A resolution to address a staffing crisis at the Lincoln County Sheriff’s Office (LCSO) in the Corrections Division (having lost 25% of their experienced personnel in the last year), citing low wage and fringes compared to other agencies and private sector as their reason for leaving, approved a pay incentive request by the LCSO to address the issue by reducing the number of Correctional Officers and Corrections Sergeants from the current authorized and budgeted 21 to 20 and then using the dollars saved from the elimination of one Correctional Officer position to move both Correctional Officers and Corrections Sergeants up two steps on the current pay scale, not to exceed the maximum step on the grade, was carried by a voice vote (one nay vote, the rest in favor). Prior to the vote, Sheriff Ken Schneider indicated he did not support the passage of the resolution because his staff did not support it. He said his original intent was to give everyone on his staff a $1.50 per hour increase, but the current resolution provided a $1.00 per hour raise for most, but not all, of his staff.

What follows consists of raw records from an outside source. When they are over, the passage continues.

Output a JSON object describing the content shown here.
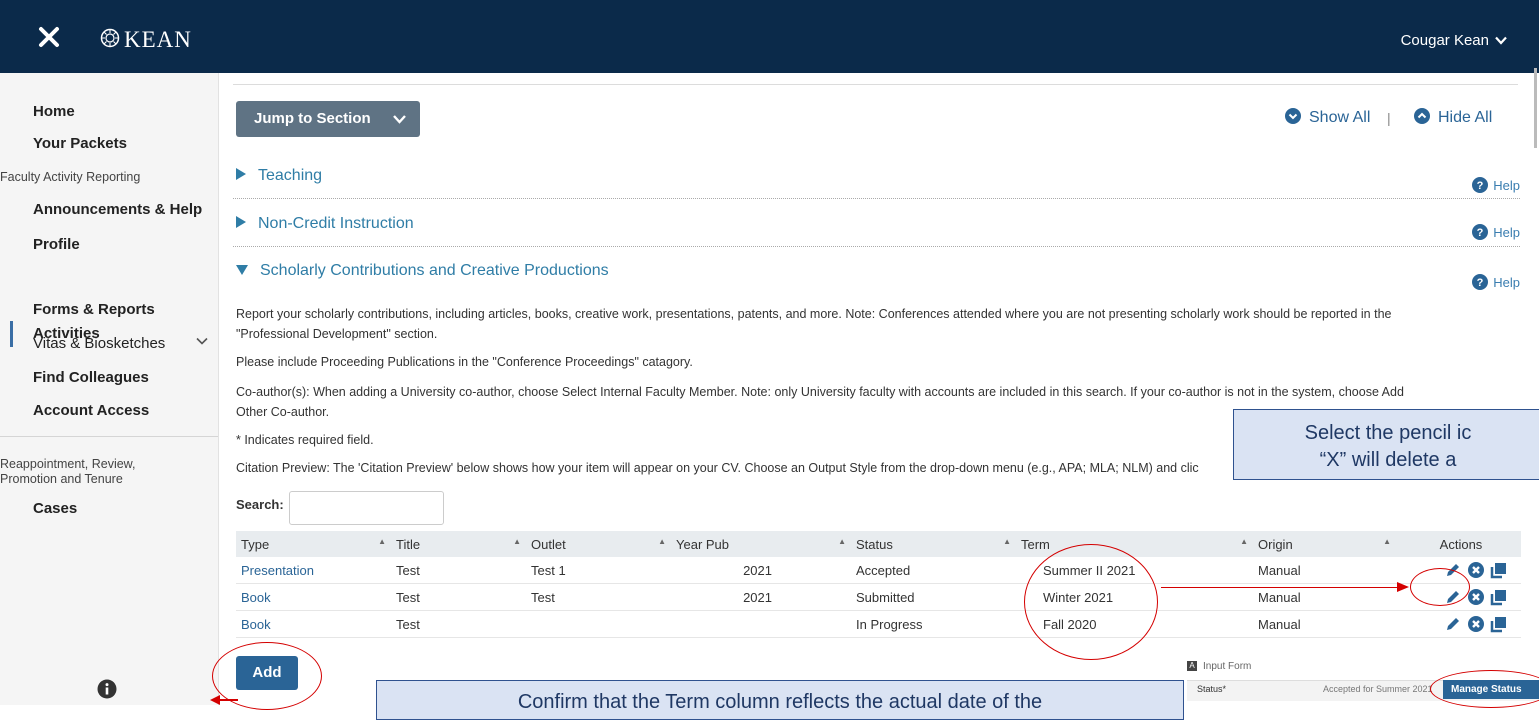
{
  "header": {
    "brand": "KEAN",
    "user_name": "Cougar Kean"
  },
  "sidebar": {
    "home": "Home",
    "your_packets": "Your Packets",
    "group_far": "Faculty Activity Reporting",
    "announcements": "Announcements & Help",
    "profile": "Profile",
    "activities": "Activities",
    "forms_reports": "Forms & Reports",
    "vitas": "Vitas & Biosketches",
    "find_colleagues": "Find Colleagues",
    "account_access": "Account Access",
    "group_rprt_1": "Reappointment, Review,",
    "group_rprt_2": "Promotion and Tenure",
    "cases": "Cases"
  },
  "toolbar": {
    "jump_label": "Jump to Section",
    "show_all": "Show All",
    "separator": "|",
    "hide_all": "Hide All"
  },
  "sections": {
    "teaching": "Teaching",
    "noncredit": "Non-Credit Instruction",
    "scholarly": "Scholarly Contributions and Creative Productions",
    "help": "Help"
  },
  "content": {
    "p1a": "Report your scholarly contributions, including articles, books, creative work, presentations, patents, and more. Note: Conferences attended where you are not presenting scholarly work should be reported in the",
    "p1b": "\"Professional Development\" section.",
    "p2": "Please include Proceeding Publications in the \"Conference Proceedings\" catagory.",
    "p3a": "Co-author(s): When adding a University co-author, choose Select Internal Faculty Member. Note: only University faculty with accounts are included in this search. If your co-author is not in the system, choose Add",
    "p3b": "Other Co-author.",
    "p4": "* Indicates required field.",
    "p5": "Citation Preview: The 'Citation Preview' below shows how your item will appear on your CV. Choose an Output Style from the drop-down menu (e.g., APA; MLA; NLM) and clic",
    "search_label": "Search:",
    "add_label": "Add"
  },
  "table": {
    "headers": [
      "Type",
      "Title",
      "Outlet",
      "Year Pub",
      "Status",
      "Term",
      "Origin",
      "Actions"
    ],
    "rows": [
      {
        "type": "Presentation",
        "title": "Test",
        "outlet": "Test 1",
        "year": "2021",
        "status": "Accepted",
        "term": "Summer II 2021",
        "origin": "Manual"
      },
      {
        "type": "Book",
        "title": "Test",
        "outlet": "Test",
        "year": "2021",
        "status": "Submitted",
        "term": "Winter 2021",
        "origin": "Manual"
      },
      {
        "type": "Book",
        "title": "Test",
        "outlet": "",
        "year": "",
        "status": "In Progress",
        "term": "Fall 2020",
        "origin": "Manual"
      }
    ]
  },
  "callouts": {
    "pencil_line1": "Select the pencil ic",
    "pencil_line2": "“X” will delete a",
    "term_note": "Confirm that the Term column reflects the actual date of the"
  },
  "thumbnail": {
    "letter": "A",
    "title": "Input Form",
    "status_label": "Status*",
    "status_value": "Accepted for Summer 2021",
    "manage_label": "Manage Status"
  },
  "colors": {
    "header_bg": "#0b2a4a",
    "link": "#2a6496",
    "section": "#2f7da6",
    "annotation_red": "#d40000",
    "callout_bg": "#dae3f3"
  }
}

During discussion, the Board suggested there might be other options, such as a one-time bonus, to help compensate those staff members who do not receive an increase in their hourly wage under this resolution but this resolution would at least address some of the concerns and help to recruit employees at this time and Schneider could propose that to the Board in the future.
Resolution to fully fund UW-Extension
While there was a resolution to fully fund the UW-Extension on the Agenda for the meeting, brought forth by Supervisor Julie Allen and co-sponsored by Supervisors Mike Loka, Greta Rusch, and Brian Hafeman, Chair Friske ruled the resolution was improperly brought before the Board, citing it was substantially similar to resolutions already discussed, debated, and deliberated. Allen made a motion to appeal the Chair’s ruling, seconded by Hafeman. A roll call vote on whether Friske’s ruling should stand was taken. A majority of those present at the time voted in favor of the Chair’s ruling (12-4 with Supervisors Rusch, Hafeman, Loka, and Allen dissenting), so this resolution was not discussed.
Resolution for Advisory Referendum on Pine Crest
A resolution for an advisory referendum to determine a course of action for the County Board to pursue concerning the future of Pine Crest Nursing Home authored by Supervisor Elizabeth McCrank (who was not present) and co-sponsored by Supervisor Allen was not discussed. A motion to lay over the resolution to next month was unanimously approved.